Web page and app entries:

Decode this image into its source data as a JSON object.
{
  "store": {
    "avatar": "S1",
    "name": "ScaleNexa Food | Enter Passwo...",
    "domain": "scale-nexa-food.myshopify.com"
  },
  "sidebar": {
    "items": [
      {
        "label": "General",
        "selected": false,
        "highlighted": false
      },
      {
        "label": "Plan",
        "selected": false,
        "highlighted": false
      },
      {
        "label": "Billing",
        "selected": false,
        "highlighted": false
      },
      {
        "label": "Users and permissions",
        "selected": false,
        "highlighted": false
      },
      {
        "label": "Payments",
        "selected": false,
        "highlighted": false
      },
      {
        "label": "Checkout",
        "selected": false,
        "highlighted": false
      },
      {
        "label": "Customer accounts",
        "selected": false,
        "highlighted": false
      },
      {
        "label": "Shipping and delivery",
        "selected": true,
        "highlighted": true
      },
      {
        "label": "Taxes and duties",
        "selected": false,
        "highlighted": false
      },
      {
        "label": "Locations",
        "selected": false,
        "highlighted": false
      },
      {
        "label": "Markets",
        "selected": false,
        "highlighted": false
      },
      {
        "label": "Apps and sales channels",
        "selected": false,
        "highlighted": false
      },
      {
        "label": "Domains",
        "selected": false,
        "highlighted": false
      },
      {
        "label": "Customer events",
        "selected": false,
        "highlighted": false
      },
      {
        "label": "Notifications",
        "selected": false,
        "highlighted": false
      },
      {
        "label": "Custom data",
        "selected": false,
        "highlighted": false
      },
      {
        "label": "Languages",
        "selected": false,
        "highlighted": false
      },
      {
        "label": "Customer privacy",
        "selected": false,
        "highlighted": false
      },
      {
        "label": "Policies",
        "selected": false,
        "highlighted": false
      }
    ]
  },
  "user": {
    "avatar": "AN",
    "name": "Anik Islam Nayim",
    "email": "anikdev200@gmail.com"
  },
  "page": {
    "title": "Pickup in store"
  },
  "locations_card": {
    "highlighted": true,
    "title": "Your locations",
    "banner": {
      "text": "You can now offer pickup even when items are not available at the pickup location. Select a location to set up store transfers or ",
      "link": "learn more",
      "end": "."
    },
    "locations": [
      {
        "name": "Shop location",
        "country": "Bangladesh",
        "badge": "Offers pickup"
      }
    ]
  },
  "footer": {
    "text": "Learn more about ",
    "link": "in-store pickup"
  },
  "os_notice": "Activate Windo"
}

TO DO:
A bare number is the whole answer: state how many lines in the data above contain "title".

YOUR RESPONSE:
2